### DESCRIPTION OF THE TASK:
Check each line of the data below for the word "answer", then extract the ones that have it.

### PROVIDED DATA:
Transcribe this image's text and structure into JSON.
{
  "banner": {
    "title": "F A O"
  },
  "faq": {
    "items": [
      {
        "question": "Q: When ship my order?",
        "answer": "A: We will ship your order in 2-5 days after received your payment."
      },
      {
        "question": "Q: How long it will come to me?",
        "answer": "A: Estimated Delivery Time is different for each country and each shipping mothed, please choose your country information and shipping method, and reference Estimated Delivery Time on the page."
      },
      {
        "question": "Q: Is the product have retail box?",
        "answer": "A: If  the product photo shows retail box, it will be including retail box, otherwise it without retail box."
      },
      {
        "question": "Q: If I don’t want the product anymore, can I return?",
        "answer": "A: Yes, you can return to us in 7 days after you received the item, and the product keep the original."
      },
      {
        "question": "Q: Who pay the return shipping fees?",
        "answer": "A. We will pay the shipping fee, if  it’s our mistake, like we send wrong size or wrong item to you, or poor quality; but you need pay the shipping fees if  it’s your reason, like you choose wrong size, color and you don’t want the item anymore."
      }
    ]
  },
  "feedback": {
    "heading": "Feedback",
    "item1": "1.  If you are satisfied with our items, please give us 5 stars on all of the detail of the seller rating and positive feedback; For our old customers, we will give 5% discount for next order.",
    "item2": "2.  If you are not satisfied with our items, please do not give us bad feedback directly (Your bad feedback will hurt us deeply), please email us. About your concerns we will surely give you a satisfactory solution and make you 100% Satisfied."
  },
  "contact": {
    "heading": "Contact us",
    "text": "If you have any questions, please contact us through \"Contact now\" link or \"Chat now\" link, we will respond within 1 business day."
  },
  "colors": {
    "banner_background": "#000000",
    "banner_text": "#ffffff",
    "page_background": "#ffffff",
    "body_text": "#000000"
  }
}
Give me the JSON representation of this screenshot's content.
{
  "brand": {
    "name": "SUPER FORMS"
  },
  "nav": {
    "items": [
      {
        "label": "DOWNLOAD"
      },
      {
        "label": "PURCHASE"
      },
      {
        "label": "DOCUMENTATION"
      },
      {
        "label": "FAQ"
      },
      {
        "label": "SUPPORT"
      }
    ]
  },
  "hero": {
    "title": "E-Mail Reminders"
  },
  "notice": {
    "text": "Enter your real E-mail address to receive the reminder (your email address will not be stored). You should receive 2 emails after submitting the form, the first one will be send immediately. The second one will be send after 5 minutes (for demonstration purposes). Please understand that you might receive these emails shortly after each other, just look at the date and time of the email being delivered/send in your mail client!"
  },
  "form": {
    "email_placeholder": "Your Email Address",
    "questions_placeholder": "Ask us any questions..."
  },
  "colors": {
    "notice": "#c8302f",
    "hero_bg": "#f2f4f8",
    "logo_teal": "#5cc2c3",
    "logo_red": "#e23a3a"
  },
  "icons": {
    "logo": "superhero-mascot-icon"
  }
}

### RESPONSE TO THIS TASK:
        "answer": "A: We will ship your order in 2-5 days after received your payment."
        "answer": "A: Estimated Delivery Time is different for each country and each shipping mothed, please choose your country information and shipping method, and reference Estimated Delivery Time on the page."
        "answer": "A: If  the product photo shows retail box, it will be including retail box, otherwise it without retail box."
        "answer": "A: Yes, you can return to us in 7 days after you received the item, and the product keep the original."
        "answer": "A. We will pay the shipping fee, if  it’s our mistake, like we send wrong size or wrong item to you, or poor quality; but you need pay the shipping fees if  it’s your reason, like you choose wrong size, color and you don’t want the item anymore."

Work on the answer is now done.